A nifty effect that can be accomplished easily with The Gimp is the very common watermark effect. Like in the title image for this page, a watermark over a colored background looks just like the background, but lighter.

# First some theory

Before beginning the tutorial, I think some of the theory behind the watermark effect would be appropriate. What we want to accomplish with the watermark is the following... we want compress the dynamic range of the image into the rightmost part of the histogram.

Now, what the hell does that mean? Let's begin by taking a nice clouds image and its gray histogram.

Imagine that for every pixel in the color image, you take its luminance value (that's how bright it appears). This value will be some value in the range [0, 255]. On a sheet of paper, you make 256 rows for all of these values and put a tick mark next to the row which corresponds to the luminance value you calculated.
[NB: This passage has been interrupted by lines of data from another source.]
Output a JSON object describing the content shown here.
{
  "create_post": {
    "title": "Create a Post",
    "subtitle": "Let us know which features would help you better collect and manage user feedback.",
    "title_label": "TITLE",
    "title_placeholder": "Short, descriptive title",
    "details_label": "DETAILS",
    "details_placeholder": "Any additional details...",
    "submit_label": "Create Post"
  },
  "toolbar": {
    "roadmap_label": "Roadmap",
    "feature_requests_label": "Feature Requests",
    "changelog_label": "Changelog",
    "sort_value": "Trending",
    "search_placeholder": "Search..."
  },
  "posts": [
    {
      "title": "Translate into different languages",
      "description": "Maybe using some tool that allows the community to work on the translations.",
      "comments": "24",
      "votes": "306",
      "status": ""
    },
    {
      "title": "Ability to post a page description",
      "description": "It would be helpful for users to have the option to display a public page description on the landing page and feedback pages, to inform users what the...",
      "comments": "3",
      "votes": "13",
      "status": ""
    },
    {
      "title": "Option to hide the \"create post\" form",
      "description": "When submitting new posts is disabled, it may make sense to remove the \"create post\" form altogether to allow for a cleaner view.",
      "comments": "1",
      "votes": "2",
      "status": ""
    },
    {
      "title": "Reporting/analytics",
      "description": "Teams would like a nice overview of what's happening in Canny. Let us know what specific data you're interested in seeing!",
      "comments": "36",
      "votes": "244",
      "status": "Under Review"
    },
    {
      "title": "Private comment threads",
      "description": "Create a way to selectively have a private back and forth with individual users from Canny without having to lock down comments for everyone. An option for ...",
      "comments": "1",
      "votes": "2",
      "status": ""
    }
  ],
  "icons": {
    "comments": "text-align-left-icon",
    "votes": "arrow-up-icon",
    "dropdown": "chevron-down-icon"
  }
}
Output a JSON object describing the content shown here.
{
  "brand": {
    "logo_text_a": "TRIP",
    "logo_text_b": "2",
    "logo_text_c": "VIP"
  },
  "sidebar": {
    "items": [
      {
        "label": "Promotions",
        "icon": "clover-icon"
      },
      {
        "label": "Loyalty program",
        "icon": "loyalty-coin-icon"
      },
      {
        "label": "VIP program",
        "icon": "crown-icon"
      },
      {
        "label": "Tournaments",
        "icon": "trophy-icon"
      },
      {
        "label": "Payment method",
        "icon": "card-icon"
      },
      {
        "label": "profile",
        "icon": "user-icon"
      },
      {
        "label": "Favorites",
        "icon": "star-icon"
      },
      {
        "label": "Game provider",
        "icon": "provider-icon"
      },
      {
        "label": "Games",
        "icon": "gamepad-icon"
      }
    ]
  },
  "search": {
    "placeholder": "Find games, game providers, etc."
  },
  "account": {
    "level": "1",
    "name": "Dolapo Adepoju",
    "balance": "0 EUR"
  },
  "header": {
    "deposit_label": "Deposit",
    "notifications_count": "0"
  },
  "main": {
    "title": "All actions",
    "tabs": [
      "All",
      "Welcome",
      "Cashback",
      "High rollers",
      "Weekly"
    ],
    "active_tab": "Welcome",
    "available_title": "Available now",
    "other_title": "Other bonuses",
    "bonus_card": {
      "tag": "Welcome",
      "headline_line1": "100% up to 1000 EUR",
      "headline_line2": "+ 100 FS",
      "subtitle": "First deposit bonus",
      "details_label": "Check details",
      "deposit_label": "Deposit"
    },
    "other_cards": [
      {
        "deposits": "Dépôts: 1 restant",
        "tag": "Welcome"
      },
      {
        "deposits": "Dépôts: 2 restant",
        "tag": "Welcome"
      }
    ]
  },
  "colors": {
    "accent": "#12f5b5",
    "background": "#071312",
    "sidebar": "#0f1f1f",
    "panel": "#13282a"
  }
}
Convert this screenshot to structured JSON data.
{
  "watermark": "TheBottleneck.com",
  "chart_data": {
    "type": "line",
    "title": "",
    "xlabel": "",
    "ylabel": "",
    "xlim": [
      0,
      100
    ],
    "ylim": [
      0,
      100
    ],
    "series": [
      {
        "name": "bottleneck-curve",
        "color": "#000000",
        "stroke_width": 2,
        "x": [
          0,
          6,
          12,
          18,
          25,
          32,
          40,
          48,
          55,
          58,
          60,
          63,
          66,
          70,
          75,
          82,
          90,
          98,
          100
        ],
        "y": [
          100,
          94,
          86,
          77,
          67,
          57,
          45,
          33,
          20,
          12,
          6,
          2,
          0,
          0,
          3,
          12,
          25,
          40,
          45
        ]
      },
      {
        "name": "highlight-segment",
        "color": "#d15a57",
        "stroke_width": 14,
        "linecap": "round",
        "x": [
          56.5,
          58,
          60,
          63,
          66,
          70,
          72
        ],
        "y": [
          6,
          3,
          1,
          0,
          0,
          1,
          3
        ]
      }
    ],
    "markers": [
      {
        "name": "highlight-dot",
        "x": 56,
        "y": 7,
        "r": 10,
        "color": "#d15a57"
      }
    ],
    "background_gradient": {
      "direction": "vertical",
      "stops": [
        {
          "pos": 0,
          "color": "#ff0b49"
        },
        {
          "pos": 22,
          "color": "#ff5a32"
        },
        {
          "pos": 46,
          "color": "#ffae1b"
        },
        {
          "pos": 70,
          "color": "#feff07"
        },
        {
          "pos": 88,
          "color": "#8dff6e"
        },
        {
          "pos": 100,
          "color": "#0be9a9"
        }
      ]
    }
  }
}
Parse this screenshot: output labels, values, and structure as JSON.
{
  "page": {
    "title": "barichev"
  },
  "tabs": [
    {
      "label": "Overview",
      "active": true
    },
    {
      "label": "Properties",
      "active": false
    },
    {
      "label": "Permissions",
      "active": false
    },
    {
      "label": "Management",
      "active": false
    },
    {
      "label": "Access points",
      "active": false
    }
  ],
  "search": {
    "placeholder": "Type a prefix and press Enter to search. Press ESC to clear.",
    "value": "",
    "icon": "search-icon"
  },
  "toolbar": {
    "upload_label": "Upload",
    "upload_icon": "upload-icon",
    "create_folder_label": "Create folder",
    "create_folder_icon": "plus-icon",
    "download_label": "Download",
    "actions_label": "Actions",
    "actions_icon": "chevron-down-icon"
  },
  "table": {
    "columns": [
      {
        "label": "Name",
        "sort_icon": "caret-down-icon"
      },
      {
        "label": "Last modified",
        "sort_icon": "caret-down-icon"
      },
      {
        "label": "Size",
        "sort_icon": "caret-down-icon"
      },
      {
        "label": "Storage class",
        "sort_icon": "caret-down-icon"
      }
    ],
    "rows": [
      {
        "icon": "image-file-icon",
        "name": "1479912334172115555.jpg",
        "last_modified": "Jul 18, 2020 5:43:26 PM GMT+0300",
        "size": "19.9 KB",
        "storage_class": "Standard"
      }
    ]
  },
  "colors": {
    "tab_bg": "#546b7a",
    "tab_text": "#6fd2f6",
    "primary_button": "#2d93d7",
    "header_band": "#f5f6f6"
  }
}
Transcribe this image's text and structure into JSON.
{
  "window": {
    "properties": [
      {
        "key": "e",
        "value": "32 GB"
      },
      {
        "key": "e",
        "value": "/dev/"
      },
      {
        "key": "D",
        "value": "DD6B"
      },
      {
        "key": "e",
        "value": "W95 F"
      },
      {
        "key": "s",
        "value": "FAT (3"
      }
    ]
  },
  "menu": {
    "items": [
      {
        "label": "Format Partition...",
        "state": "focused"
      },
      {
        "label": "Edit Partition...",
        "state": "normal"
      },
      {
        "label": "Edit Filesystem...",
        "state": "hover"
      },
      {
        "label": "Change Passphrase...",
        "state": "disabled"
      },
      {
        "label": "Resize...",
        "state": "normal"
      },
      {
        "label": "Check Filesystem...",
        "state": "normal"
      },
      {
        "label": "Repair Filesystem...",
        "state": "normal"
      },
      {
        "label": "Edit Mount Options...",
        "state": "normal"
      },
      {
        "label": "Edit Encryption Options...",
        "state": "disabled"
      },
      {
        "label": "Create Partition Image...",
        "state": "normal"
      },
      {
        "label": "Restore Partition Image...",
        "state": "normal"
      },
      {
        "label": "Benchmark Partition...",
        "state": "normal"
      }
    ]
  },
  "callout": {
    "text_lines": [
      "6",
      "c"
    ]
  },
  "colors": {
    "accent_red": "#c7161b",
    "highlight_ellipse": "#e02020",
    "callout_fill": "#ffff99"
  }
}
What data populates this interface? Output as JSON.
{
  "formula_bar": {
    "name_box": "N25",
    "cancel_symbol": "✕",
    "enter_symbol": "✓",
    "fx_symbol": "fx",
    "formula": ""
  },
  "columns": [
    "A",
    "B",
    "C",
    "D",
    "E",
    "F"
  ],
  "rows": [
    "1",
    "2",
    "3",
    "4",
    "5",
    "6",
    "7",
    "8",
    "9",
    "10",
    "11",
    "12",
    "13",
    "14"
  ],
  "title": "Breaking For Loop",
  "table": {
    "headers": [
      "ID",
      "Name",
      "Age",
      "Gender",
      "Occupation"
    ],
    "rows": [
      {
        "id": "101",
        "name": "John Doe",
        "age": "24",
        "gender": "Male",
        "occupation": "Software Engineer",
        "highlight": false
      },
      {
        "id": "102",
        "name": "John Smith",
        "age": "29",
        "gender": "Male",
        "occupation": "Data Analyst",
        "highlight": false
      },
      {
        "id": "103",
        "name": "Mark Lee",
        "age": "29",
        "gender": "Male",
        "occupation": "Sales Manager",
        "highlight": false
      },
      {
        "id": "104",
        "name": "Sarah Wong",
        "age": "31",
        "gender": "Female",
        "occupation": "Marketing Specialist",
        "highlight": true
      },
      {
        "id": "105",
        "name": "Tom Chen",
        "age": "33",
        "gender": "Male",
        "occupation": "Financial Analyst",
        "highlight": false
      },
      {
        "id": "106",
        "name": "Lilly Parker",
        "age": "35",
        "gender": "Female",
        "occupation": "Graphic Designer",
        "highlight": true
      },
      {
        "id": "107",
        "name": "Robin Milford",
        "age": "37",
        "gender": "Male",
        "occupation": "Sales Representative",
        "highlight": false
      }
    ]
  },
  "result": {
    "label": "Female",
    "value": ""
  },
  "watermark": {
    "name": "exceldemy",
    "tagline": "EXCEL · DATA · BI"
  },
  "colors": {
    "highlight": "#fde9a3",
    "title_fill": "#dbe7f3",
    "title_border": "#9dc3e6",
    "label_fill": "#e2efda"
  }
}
In the end, you will have a histogram which counts how many times each luminance value appears in the image (that histogram can be used to analyze the distribution of the luminance values in the image).

If an image has its histogram biased to the left, then the image will have more dark colors than light ones. If it is biased to the right, the image will look lighter than normal. In the above clouds image, there are more mid=tones than dark or light values.

So what we want to do for the watermark effect is to compress the histogram of the original image into a narrower one which will be at the right of the dynamic range. That means we want to make the image lighter, evenly, but without losing information.

At first one might be inclined to just increase the brightness of the image. Using the BCG plug-in, you could select the Additive Brightness mode and increase the brightness with a value of 82. But the Additive Brightness algorithm only adds the specified value to the pixels in the image, and values which result into something larger than 255 get clamped (i.e. we don't support `whiter than white'). This produces ugly results...

The histogram has just moved 82 steps to the right (it does not appear to have the same shape as the first one because of the clamped values). This is no good.

But instead we can use the Stretch Contrast algorithm of the BCG plug-in to compress the histogram. Let's say you give Stretch Contrast a positive value, say 20 (`increase contrast'). SC will turn pixel values of 20 into 0 (black) and pixel values of 235 (equal to 255 minus 20) into 255 (white). The values in-between will be spread evenly in the [0, 255] range.

For negative stretching values, say -20, SC will turn pixels with 0 value (black) into 20, and pixels with value 255 (white) into 235 (again, equal to 255 minus 20). All the values in-between will be evenly compressed into the new range (in this case, [20, 235]). So we can use Stretch Contrast to compress the histogram into a smaller dyamic range. The image will look murky and uncontrasty, but that's just what we want. Here I used a value of -82 for Stretch Contrast:

Note that the histogram now *does* have the same shape as the original one, but it is compressed. We can finally use the Additive Brightness algorithm to `push' the histogram to the right. For the watermark effect, we want to use the same value that we used in the Stretch Contrast step, so that the lightest color will be in fact white (255), and nothing will get clamped. So we use 82 (we can't use -82, because that would push the histogram to the left --- this could be used to evenly darken stuff).

As you can see, the resulting image looks the same as the original one, just lighter (but *evenly* lighter, which is what we want). The histogram has the same shape as the original one, but it is compressed and pushed to the right exactly so that the rightmost value is white and no values got clamped.

# And now the fun part

Let's say we want to create a text watermark over a color image. We start with a color image with the background, and a grayscale image of the same size with the text:

ORIG

TEXT

Duplicate ORIG, and apply a Stretch Contrast of -63 to it (using the BCG plug-in).

COMPRESSED

Now invoke the BCG plug-in again and apply Additive Brightness with a value of 63 (positive) to COMPRESSED.

LIGHT

Finally, we will use the Composite plug-in to create the watermark. For the first image use LIGHT, for the second image use ORIG, and for the compositing mask use TEXT.

WATER0

That's it! We now have a nifty watermark text. You can leave the image as it is. Some people may prefer to add a thin black border to the letters, to make them stand out (some people may as well say that this kills the watermark effect, but hey, what the hell; it may be useful). To do this, perform an Edge Detection of TEXT with a value of 10.0, Contrast Autostretch the resulting image, and Invert it:

EDGE

Finally, multiply WATER0 by EDGE to get the final result.

WATER1

You can later experiment with different contrast and brightness values for the watermark creation process. Enjoy!

Send comments, bug reports, and other stuff to federico@nuclecu.unam.mx. That's Federico Mena Quintero.